Frederick Mershimer celebrates the experience of New York through his art. He creates an evocative realism that transports the viewer beyond first appearances to reveal the hidden beauty of the contemporary city. Before moving to New York , Mershimer was exclusively a figurative artist; but his attention was quickly diverted by the power and energy of the city around him. At first glance, his work can be interpreted as bold naturalism. Yet, he skillfully choreographs lighting and detail while altering perspective to draw the viewer's attention to the essence of the piece. Mershimer's mezzotints speak to both the grit and grandeur of the modern American city.
To translate his visions, he has chosen mezzotint, a tonal Medium capable of achieving rich blacks and subtle gradations of grays.

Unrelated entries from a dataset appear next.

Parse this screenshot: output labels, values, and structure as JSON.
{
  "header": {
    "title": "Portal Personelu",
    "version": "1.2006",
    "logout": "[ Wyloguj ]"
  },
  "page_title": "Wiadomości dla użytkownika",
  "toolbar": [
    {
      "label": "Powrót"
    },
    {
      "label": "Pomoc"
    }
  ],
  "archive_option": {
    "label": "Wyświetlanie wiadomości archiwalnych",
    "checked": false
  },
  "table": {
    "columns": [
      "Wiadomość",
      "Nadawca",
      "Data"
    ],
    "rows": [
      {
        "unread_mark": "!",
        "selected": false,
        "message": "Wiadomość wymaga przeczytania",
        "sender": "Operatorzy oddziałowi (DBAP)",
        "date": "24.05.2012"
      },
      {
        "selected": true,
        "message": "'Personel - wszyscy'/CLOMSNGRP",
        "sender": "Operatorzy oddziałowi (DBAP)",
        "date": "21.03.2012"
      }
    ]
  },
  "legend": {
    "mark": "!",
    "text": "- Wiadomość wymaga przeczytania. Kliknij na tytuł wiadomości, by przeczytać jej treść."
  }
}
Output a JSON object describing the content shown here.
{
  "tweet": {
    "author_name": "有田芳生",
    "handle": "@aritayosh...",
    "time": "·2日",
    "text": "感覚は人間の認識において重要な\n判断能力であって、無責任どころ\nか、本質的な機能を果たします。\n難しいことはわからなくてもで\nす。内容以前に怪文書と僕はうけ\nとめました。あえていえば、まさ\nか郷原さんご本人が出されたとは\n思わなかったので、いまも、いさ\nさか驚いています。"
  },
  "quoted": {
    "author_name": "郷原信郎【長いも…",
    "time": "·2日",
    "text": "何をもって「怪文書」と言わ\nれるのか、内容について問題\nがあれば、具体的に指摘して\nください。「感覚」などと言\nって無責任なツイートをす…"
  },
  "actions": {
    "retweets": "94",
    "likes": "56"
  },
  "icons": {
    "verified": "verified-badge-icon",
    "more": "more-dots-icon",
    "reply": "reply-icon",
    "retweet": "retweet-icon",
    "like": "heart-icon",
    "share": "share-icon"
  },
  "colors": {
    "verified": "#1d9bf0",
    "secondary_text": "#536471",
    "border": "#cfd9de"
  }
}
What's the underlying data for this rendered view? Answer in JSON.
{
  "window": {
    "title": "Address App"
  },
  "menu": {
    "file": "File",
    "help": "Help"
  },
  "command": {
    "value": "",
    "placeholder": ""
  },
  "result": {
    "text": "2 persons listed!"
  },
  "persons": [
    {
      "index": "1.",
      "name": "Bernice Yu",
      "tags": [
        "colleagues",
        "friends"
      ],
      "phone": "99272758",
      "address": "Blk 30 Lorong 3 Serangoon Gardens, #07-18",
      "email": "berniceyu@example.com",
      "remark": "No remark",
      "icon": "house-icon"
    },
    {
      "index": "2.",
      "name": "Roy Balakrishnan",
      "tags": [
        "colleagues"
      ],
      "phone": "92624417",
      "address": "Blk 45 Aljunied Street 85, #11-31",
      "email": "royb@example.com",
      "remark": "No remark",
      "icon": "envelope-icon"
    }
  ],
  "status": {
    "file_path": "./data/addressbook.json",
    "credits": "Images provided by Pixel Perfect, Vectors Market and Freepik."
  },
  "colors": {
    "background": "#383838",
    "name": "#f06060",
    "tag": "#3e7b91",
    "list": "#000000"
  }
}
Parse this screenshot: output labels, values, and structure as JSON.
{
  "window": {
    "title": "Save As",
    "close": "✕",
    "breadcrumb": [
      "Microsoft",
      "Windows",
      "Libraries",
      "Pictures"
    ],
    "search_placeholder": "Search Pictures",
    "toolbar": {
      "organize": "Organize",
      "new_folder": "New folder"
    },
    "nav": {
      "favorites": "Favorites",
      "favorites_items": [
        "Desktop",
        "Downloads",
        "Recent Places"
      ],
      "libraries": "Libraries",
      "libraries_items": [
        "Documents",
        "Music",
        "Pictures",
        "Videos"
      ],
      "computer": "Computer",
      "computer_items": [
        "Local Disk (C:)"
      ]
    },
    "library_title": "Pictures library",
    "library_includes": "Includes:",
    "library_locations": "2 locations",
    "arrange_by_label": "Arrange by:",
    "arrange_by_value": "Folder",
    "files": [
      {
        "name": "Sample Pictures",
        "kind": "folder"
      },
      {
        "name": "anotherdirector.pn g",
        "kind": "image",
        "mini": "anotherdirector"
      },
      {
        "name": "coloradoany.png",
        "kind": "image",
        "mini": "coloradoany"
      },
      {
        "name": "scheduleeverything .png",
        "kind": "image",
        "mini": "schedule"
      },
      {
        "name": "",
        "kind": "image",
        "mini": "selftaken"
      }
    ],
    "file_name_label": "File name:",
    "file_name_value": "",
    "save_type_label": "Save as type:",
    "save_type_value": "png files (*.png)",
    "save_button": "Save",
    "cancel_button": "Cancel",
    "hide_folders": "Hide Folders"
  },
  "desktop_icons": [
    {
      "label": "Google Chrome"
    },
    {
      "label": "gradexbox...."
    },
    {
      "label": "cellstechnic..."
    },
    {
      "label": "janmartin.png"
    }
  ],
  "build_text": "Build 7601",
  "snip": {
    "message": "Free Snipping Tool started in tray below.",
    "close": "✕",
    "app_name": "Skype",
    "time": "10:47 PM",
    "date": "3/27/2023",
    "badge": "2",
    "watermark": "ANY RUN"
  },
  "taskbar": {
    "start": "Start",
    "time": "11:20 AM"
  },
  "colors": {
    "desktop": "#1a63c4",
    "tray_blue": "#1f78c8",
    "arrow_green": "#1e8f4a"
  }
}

This is a painstaking technique, which requires the artist to spend long hours just to prepare the ground on the copper plate before any work on the actual image can begin. This preparatory work is done using a curved serrated blade called a rocker. Although a very technical process, mezzotint allows the artist the most direct means of plate making. It is this approach to the art, along with the rich sensibility of the medium, which rewards the artist for his patience.
His mezzotints are in many private and public collections, including the Corcoran Gallery, the Cleveland Museum of Art, the Museum of the City of New York , The National Museum of American Art/Smithsonian Institution, the New Orleans Museum of Art, the Queens Museum of Art and the Whitney Museum of American Art. His works have also been acquired by the Georgetown University Art Collection, Harvard's Fogg Museum , the Library of Congress, and New York Public Library, University of Arizona and the University of New Mexico.
"My images explore the dynamic between the city's architecture, and our place within this imposing environment. Never truly understanding the world and my roll in it, I find a sense of control by creating dramatic settings where events can unfold. I have always enjoyed night because it was a place to escape the expectations of society and to reinvent ones self. Through night scenes, I'm able to capture the city's darker, more mystical and romantic undertones.
Using photographs I have taken of the city for reference, I construct scenes by, eliminating objects or changing the perspective to better draw the viewer into the piece. Weaving together the disparate elements into a seamless quite balance, I manipulate lighting and shadows, fine details, texture and other pictorial elements to conjure a sense of place and reveal the emotional core of my work."